Required action ▸ Could you restate the whole listing below word for word, minus the pictures?

•••

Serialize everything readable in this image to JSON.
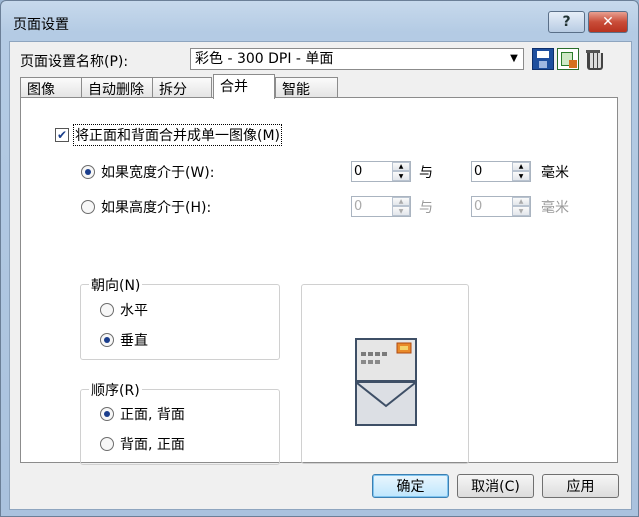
{
  "window": {
    "title": "页面设置",
    "help_label": "?",
    "close_label": "✕"
  },
  "profile": {
    "label": "页面设置名称(P):",
    "value": "彩色 - 300 DPI - 单面"
  },
  "tabs": [
    {
      "label": "图像"
    },
    {
      "label": "自动删除"
    },
    {
      "label": "拆分"
    },
    {
      "label": "合并"
    },
    {
      "label": "智能 QC"
    }
  ],
  "merge": {
    "checkbox_label": "将正面和背面合并成单一图像(M)",
    "checked": true,
    "width_option": {
      "label": "如果宽度介于(W):",
      "from": "0",
      "and": "与",
      "to": "0",
      "unit": "毫米"
    },
    "height_option": {
      "label": "如果高度介于(H):",
      "from": "0",
      "and": "与",
      "to": "0",
      "unit": "毫米"
    },
    "orientation": {
      "label": "朝向(N)",
      "options": [
        "水平",
        "垂直"
      ],
      "selected": "垂直"
    },
    "order": {
      "label": "顺序(R)",
      "options": [
        "正面, 背面",
        "背面, 正面"
      ],
      "selected": "正面, 背面"
    }
  },
  "buttons": {
    "ok": "确定",
    "cancel": "取消(C)",
    "apply": "应用"
  },
  "colors": {
    "accent": "#1a3d8c",
    "title_bar": "#b4cbe4",
    "close": "#c94d39"
  },
  "icons": [
    "save-icon",
    "save-as-icon",
    "trash-icon",
    "envelope-icon"
  ]
}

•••

Answer section ▸
Serialize everything readable in this image to JSON.
{
  "window": {
    "title": "页面设置",
    "help_label": "?",
    "close_label": "✕"
  },
  "profile": {
    "label": "页面设置名称(P):",
    "value": "彩色 - 300 DPI - 单面"
  },
  "tabs": [
    {
      "label": "图像"
    },
    {
      "label": "自动删除"
    },
    {
      "label": "拆分"
    },
    {
      "label": "合并"
    },
    {
      "label": "智能 QC"
    }
  ],
  "merge": {
    "checkbox_label": "将正面和背面合并成单一图像(M)",
    "checked": true,
    "width_option": {
      "label": "如果宽度介于(W):",
      "from": "0",
      "and": "与",
      "to": "0",
      "unit": "毫米"
    },
    "height_option": {
      "label": "如果高度介于(H):",
      "from": "0",
      "and": "与",
      "to": "0",
      "unit": "毫米"
    },
    "orientation": {
      "label": "朝向(N)",
      "options": [
        "水平",
        "垂直"
      ],
      "selected": "垂直"
    },
    "order": {
      "label": "顺序(R)",
      "options": [
        "正面, 背面",
        "背面, 正面"
      ],
      "selected": "正面, 背面"
    }
  },
  "buttons": {
    "ok": "确定",
    "cancel": "取消(C)",
    "apply": "应用"
  },
  "colors": {
    "accent": "#1a3d8c",
    "title_bar": "#b4cbe4",
    "close": "#c94d39"
  },
  "icons": [
    "save-icon",
    "save-as-icon",
    "trash-icon",
    "envelope-icon"
  ]
}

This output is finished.